Those efforts now include some outside help as well.
“I’m fortunate to have some good connections in the poker world for various reasons, and one of my friends who is a pro has agreed to take me on as a student for the month,” Glassman says. “So I’ll be getting real coaching for the first time in my life, targeted at this particular tournament.”
— Jennifer Shahade (@JenShahade) December 30, 2022
Facing stiff competition in PokerStars contest
Judges were pleased with the Platinum Poker Hand competition results. Shahade was excited to see so many players share their poker stories.
“I was blown away by the quality of the submissions and finalists and I am thrilled by Matt’s victory,” she said. “His beautiful rendition of the home game of his 20s reminded me of my favorite thing about poker, the way it unites people on different paths, and at different stages of life, through a shared passion.
“It also reminded me of the privilege of poker – to play for years with people we love shouldn’t be taken for granted.”
That’s certainly a notion that Glassman echoes. Modern poker regularly sees players drop tens of thousands of dollars in major tournaments. But many Average Joes still gather for a few hours of small-stakes fun and camaraderie.
“One thing I wanted to convey from my story was how wonderful a good low-stakes poker home game can be at a human level,” he says. “A lot of contemporary poker is focused on the idea of climbing the ranks of No Limit Hold’em and playing higher and higher stakes and making serious money. But there’s an absolute beauty to a competitive low-stakes game where the money doesn’t really mean much, but the players still compete hard within the context of friendships and laughter.

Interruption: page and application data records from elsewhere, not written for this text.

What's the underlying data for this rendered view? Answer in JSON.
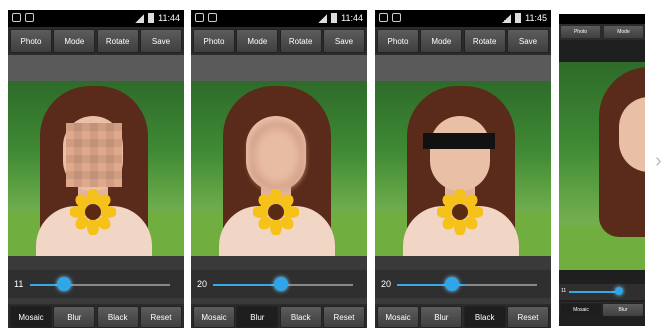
{
  "screens": [
    {
      "time": "11:44",
      "toolbar": [
        "Photo",
        "Mode",
        "Rotate",
        "Save"
      ],
      "slider_value": "11",
      "slider_fraction": 0.3,
      "bottom": [
        "Mosaic",
        "Blur",
        "Black",
        "Reset"
      ],
      "active": "Mosaic"
    },
    {
      "time": "11:44",
      "toolbar": [
        "Photo",
        "Mode",
        "Rotate",
        "Save"
      ],
      "slider_value": "20",
      "slider_fraction": 0.55,
      "bottom": [
        "Mosaic",
        "Blur",
        "Black",
        "Reset"
      ],
      "active": "Blur"
    },
    {
      "time": "11:45",
      "toolbar": [
        "Photo",
        "Mode",
        "Rotate",
        "Save"
      ],
      "slider_value": "20",
      "slider_fraction": 0.55,
      "bottom": [
        "Mosaic",
        "Blur",
        "Black",
        "Reset"
      ],
      "active": "Black"
    },
    {
      "toolbar": [
        "Photo",
        "Mode"
      ],
      "slider_value": "11",
      "bottom": [
        "Mosaic",
        "Blur"
      ]
    }
  ],
  "next_arrow": "›"
}
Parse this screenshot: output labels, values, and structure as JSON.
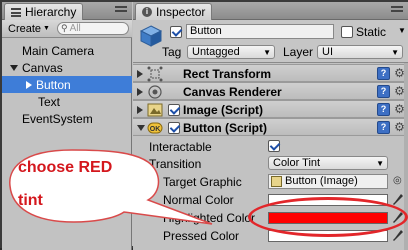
{
  "hierarchy": {
    "tab_label": "Hierarchy",
    "create_label": "Create",
    "search_placeholder": "All",
    "items": [
      {
        "label": "Main Camera"
      },
      {
        "label": "Canvas"
      },
      {
        "label": "Button"
      },
      {
        "label": "Text"
      },
      {
        "label": "EventSystem"
      }
    ]
  },
  "inspector": {
    "tab_label": "Inspector",
    "object_name": "Button",
    "static_label": "Static",
    "tag_label": "Tag",
    "tag_value": "Untagged",
    "layer_label": "Layer",
    "layer_value": "UI",
    "components": [
      {
        "name": "Rect Transform"
      },
      {
        "name": "Canvas Renderer"
      },
      {
        "name": "Image (Script)"
      },
      {
        "name": "Button (Script)"
      }
    ],
    "interactable_label": "Interactable",
    "transition_label": "Transition",
    "transition_value": "Color Tint",
    "target_graphic_label": "Target Graphic",
    "target_graphic_value": "Button (Image)",
    "normal_color_label": "Normal Color",
    "highlighted_color_label": "Highlighted Color",
    "pressed_color_label": "Pressed Color",
    "colors": {
      "normal": "#ffffff",
      "highlighted": "#ff0000",
      "pressed": "#ffffff"
    }
  },
  "annotation": {
    "line1": "choose RED",
    "line2": "tint",
    "color": "#e2262a"
  }
}
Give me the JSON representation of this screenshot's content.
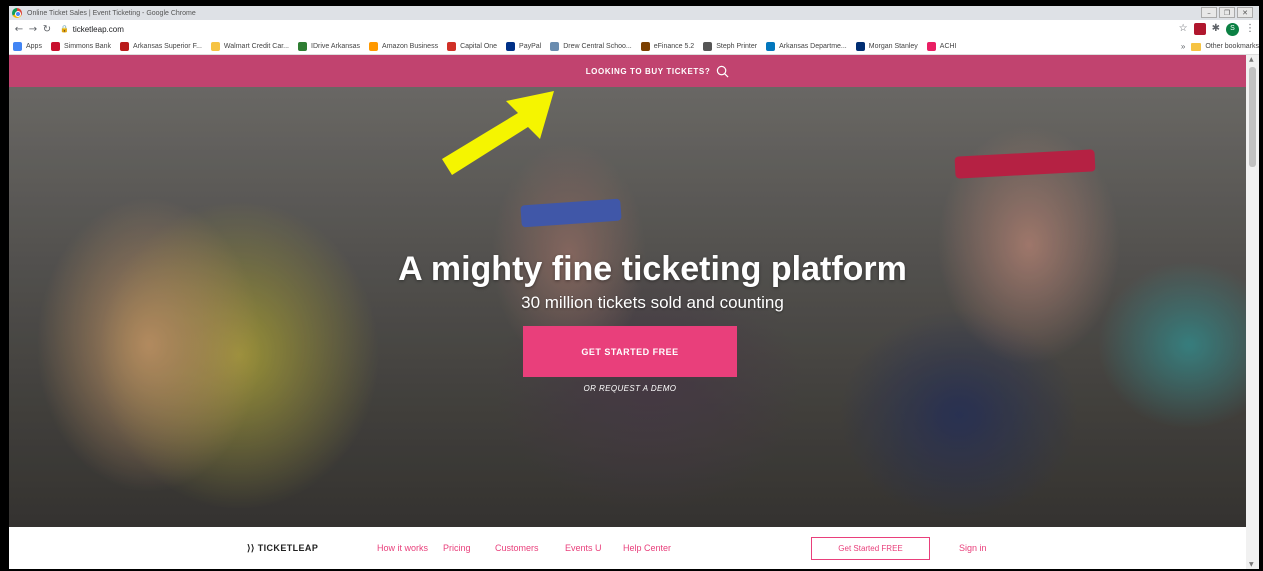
{
  "browser": {
    "window_title": "Online Ticket Sales | Event Ticketing - Google Chrome",
    "url": "ticketleap.com",
    "bookmarks": [
      {
        "label": "Apps",
        "color": "#4285f4"
      },
      {
        "label": "Simmons Bank",
        "color": "#c8102e"
      },
      {
        "label": "Arkansas Superior F...",
        "color": "#b91c1c"
      },
      {
        "label": "Walmart Credit Car...",
        "color": "#f6c343"
      },
      {
        "label": "IDrive Arkansas",
        "color": "#2e7d32"
      },
      {
        "label": "Amazon Business",
        "color": "#ff9900"
      },
      {
        "label": "Capital One",
        "color": "#d03027"
      },
      {
        "label": "PayPal",
        "color": "#003087"
      },
      {
        "label": "Drew Central Schoo...",
        "color": "#6a8caf"
      },
      {
        "label": "eFinance 5.2",
        "color": "#7b3f00"
      },
      {
        "label": "Steph Printer",
        "color": "#555555"
      },
      {
        "label": "Arkansas Departme...",
        "color": "#0277bd"
      },
      {
        "label": "Morgan Stanley",
        "color": "#002d72"
      },
      {
        "label": "ACHI",
        "color": "#e91e63"
      }
    ],
    "other_bookmarks": "Other bookmarks",
    "avatar_letter": "S"
  },
  "site": {
    "top_banner": "LOOKING TO BUY TICKETS?",
    "headline": "A mighty fine ticketing platform",
    "subheadline": "30 million tickets sold and counting",
    "cta_label": "GET STARTED FREE",
    "demo_label": "OR REQUEST A DEMO",
    "nav": {
      "logo": "TICKETLEAP",
      "links": [
        "How it works",
        "Pricing",
        "Customers",
        "Events U",
        "Help Center"
      ],
      "start_button": "Get Started FREE",
      "sign_in": "Sign in"
    },
    "colors": {
      "brand_pink": "#e93f7b",
      "banner_pink": "#c94070",
      "annotation_arrow": "#f5f500"
    }
  }
}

“I’ve made so many friends at card tables, going all the way back to junior high school – people who became my friends away from the tables. I really feel like it’s been a blessing that my family was into games and gave me a love for them.”